Just in time for Valentine’s Day, Thalian Association opens “They’re Playing Our Song” on the main stage at Thalian Hall. The sweet, romantic comedy follows the trials and tribulations of a songwriting team trying to decide if they are collaborating personally or professionally.
“They’re Playing Our Song” is not an incredibly well-known musical. The response most theatre people have when they hear the title is, “Isn’t that Neil Simon?” Yes, comedic genius Neil Simon did write the book for the musical. The lyricist, Carole Bayer Sager, and composer, Marvin Hamlisch, are the real-life inspiration for the characters of Sonia (Shannon Profita) and Vernon (Jeff Hidek). Vernon and Sonia are matched up by their agents to collaborate on writing hit songs. The same week “They’re Playing Our Song” opened at Thalian Hall, Cinematique hosted in the studio theatre the film “Best Worst Thing That Ever Could Have Happened.” It covers a show that was destined for success: “Merrily We Roll Along.” The creative team of Stephen Sondheim and Hal Prince were adapting the Kaufman and Hart play. With that kind of track record and genius, what could go wrong? Well, in the case of “Merrily We Roll Along,” the show closed early and was a flop that eventually found its feet years later in revivals.
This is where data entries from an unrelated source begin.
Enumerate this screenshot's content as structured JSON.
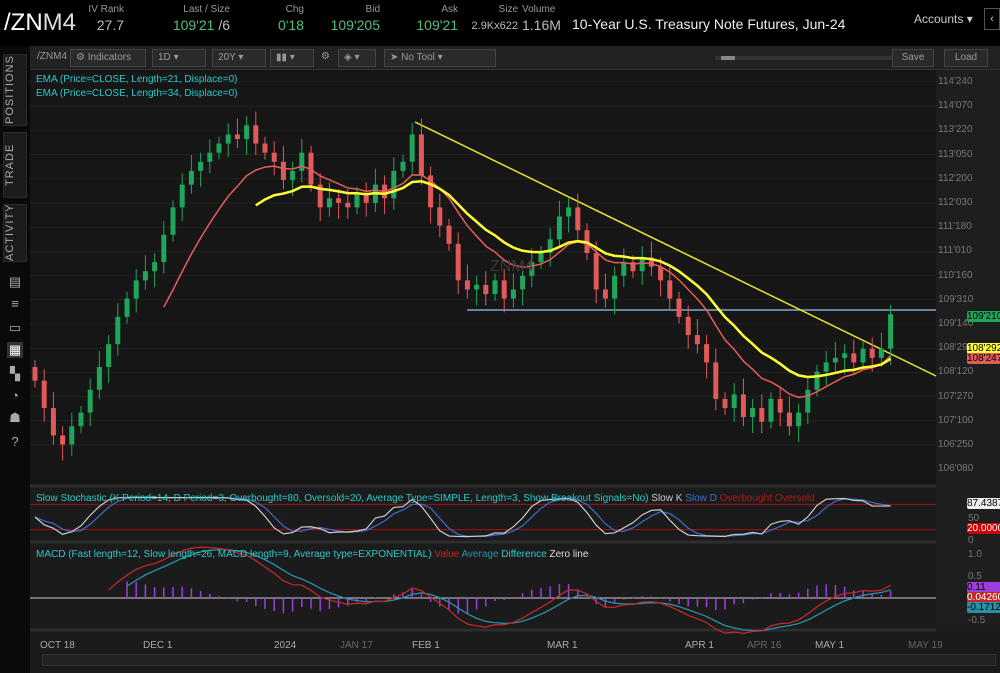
{
  "header": {
    "symbol_a": "/ZN",
    "symbol_b": "M4",
    "iv_rank_label": "IV Rank",
    "iv_rank": "27.7",
    "last_label": "Last / Size",
    "last": "109'21",
    "size": "/6",
    "chg_label": "Chg",
    "chg": "0'18",
    "bid_label": "Bid",
    "bid": "109'205",
    "ask_label": "Ask",
    "ask": "109'21",
    "sz_label": "Size",
    "sz": "2.9Kx622",
    "vol_label": "Volume",
    "vol": "1.16M",
    "description": "10-Year U.S. Treasury Note Futures, Jun-24",
    "accounts": "Accounts"
  },
  "sidebar": {
    "tabs": [
      "POSITIONS",
      "TRADE",
      "ACTIVITY"
    ],
    "icons": [
      "news-icon",
      "list-icon",
      "monitor-icon",
      "chart-icon",
      "grid-icon",
      "clock-icon",
      "people-icon",
      "help-icon"
    ]
  },
  "toolbar": {
    "symbol": "/ZNM4",
    "indicators": "Indicators",
    "aggregation": "1D",
    "timeframe": "20Y",
    "tool": "No Tool",
    "save": "Save",
    "load": "Load"
  },
  "studies": {
    "ema21": "EMA (Price=CLOSE, Length=21, Displace=0)",
    "ema34": "EMA (Price=CLOSE, Length=34, Displace=0)",
    "watermark": "ZNM4",
    "stoch": "Slow Stochastic (K Period=14, D Period=3, Overbought=80, Oversold=20, Average Type=SIMPLE, Length=3, Show Breakout Signals=No)",
    "stoch_legend": [
      "Slow K",
      "Slow D",
      "Overbought",
      "Oversold"
    ],
    "macd": "MACD (Fast length=12, Slow length=26, MACD length=9, Average type=EXPONENTIAL)",
    "macd_legend": [
      "Value",
      "Average",
      "Difference",
      "Zero line"
    ]
  },
  "colors": {
    "up": "#1fa65a",
    "down": "#e05a5a",
    "ema21": "#e85c5c",
    "ema34": "#ffff33",
    "trend": "#e6e62e",
    "support": "#7fa7c8",
    "stochK": "#cccccc",
    "stochD": "#3a6fd0",
    "ob": "#a01515",
    "macdVal": "#c0282a",
    "macdAvg": "#2a8fa8",
    "hist": "#9d3ee0"
  },
  "price_axis": [
    "114'240",
    "114'070",
    "113'220",
    "113'050",
    "112'200",
    "112'030",
    "111'180",
    "111'010",
    "110'160",
    "109'310",
    "109'140",
    "108'290",
    "108'120",
    "107'270",
    "107'100",
    "106'250",
    "106'080"
  ],
  "price_tags": {
    "last": "109'210",
    "ema34": "108'292",
    "ema21": "108'247"
  },
  "stoch_axis": {
    "value": "87.438760",
    "mid": "50",
    "low": "0",
    "oversold": "20.000000"
  },
  "macd_axis": {
    "top": "1.0",
    "half": "0.5",
    "neg": "-0.5",
    "hist": "0.11",
    "value": "0.042600",
    "avg": "-0.171230"
  },
  "date_axis": [
    "OCT 18",
    "DEC 1",
    "2024",
    "JAN 17",
    "FEB 1",
    "MAR 1",
    "APR 1",
    "APR 16",
    "MAY 1",
    "MAY 19"
  ],
  "chart_data": {
    "type": "candlestick",
    "ylim": [
      106.25,
      114.75
    ],
    "closes": [
      108.2,
      107.6,
      107.0,
      106.8,
      107.2,
      107.5,
      108.0,
      108.5,
      109.0,
      109.6,
      110.0,
      110.4,
      110.6,
      110.8,
      111.4,
      112.0,
      112.5,
      112.8,
      113.0,
      113.2,
      113.4,
      113.6,
      113.5,
      113.8,
      113.4,
      113.2,
      113.0,
      112.6,
      112.8,
      113.2,
      112.5,
      112.0,
      112.2,
      112.1,
      112.0,
      112.3,
      112.1,
      112.5,
      112.2,
      112.8,
      113.0,
      113.6,
      112.7,
      112.0,
      111.6,
      111.2,
      110.4,
      110.2,
      110.3,
      110.1,
      110.4,
      110.0,
      110.2,
      110.5,
      110.8,
      111.0,
      111.3,
      111.8,
      112.0,
      111.5,
      111.0,
      110.2,
      110.0,
      110.5,
      110.8,
      110.6,
      110.9,
      110.7,
      110.4,
      110.0,
      109.6,
      109.2,
      109.0,
      108.6,
      107.8,
      107.6,
      107.9,
      107.4,
      107.6,
      107.3,
      107.8,
      107.5,
      107.2,
      107.5,
      108.0,
      108.4,
      108.6,
      108.7,
      108.8,
      108.6,
      108.9,
      108.7,
      108.9,
      109.66
    ]
  }
}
The film finds a way of showing just how beautiful and complicated both the creative process and human experience are. Similarly, “They’re Playing Our Song” had a creative team that seemed unstoppable, but something doesn’t quite gel in the script. It is a concept piece: Outside of Sonia and Vernon, the only other performers onstage are the three-person Greek chorus that represent our protagonists’ innermost thoughts. Sydney Smith Martin, Johanna Winkel and Alexandra Nevill follow Sonia and are desperately trying to get her out of her own way. Sam Robison, Dom Gibbs and Ty Myatt represent Vernon and hit one of the visual high notes in the show when they appear onstage in lamé hospital gowns during the song “Fill in the Words.”
This show makes extraordinary demands upon the leads. Even with the help of the Greek chorus, with a single story line, Profita and Hidek must hold the audience’s attention for two hours. It’s not a show of big-production dance numbers; though, “Workin’ It Out,” the song that introduces the chorus, is a lot of fun. The song explores the possibility of Sonia and Vernon’s collaboration musically, their different working styles and their different ways of approaching each other.
“When You’re in My Arms”—the ballad that opens Act 2 and includes the choruses again—captures the beauty of moments alone with the person you truly love. Hidek has a lovely voice and Profita clearly wants to belt out a soaring refrain, but the score never gives her a chance to really show off what she can do. For the leads this score is more of a marathon: They sing every song. So, unlike a typical musical—with secondary leads bringing in memorable tunes and character actors taking at least one, before doing a bang-up finale with the ensemble—at the end of each act, these two do not get a chance to really concentrate on the big show-stopping solos that are hallmarks of musical theatre leads. When they finally do get things figured out in their relationship, they are sweet as a couple. But they don’t seem to have any friends—and that should be a red flag for each of them. Frankly, I don’t think I would be up to shouldering the emotional burden of being the only friend to either of them. Hidek’s Vernon is driven and successful, but still a little infantile emotionally. Profita’s Sonia is a whirlwind of exhaustion. She cannot focus on a moment, person or topic long enough to take a breath and be in the same room with Vernon. The average dervish could take lessons from her. Where does she find the energy?
Terry Collins’ set designs are fabulous. From Vernon’s perfectly decorated expensive apartment to Sonia’s artful dump with the objet trouvé look. Collins really makes each locale pop, from the kitschy beach cottage to the equally hip discotheque (director Cathy Street set the show like a ‘70s sitcom).
I would love to be able to rewrite “They’re Playing Our Song.” To begin with, it needs a subplot. There is too much pressure on the leads to carry a two hour-plus show on their shoulders with nothing much going on plot-wise.
“How much would Shakespeare have gotten in there?” my date half-joked on the way home.
“Are you kidding?” I responded. “A set of twins, mistaken identity, false arrest and a couple of murders, at least!”
Alas the only plot point remains: Two people cannot figure out how to work together or be in love or both. Frankly, it would make a fine one-act, but it is just not enough for a full-length show.
Hamlisch didn’t really carry the weight on the music writing endeavor either. There are only nine songs in the show—and two of them are reprised to the point of irritation. It’s not like he didn’t know better; this is the composer who wrote the score for “A Chorus Line.”
Still, for the most part, the script is very funny, filled with Simon’s signature fast-paced banter. Hidek will win audience’s hearts when he sings “Fallin’.” And Profita’s “I Still Believe In Love” will remind you why you brought your Valentine to the theatre. And the chorus will remind you to not take life too seriously.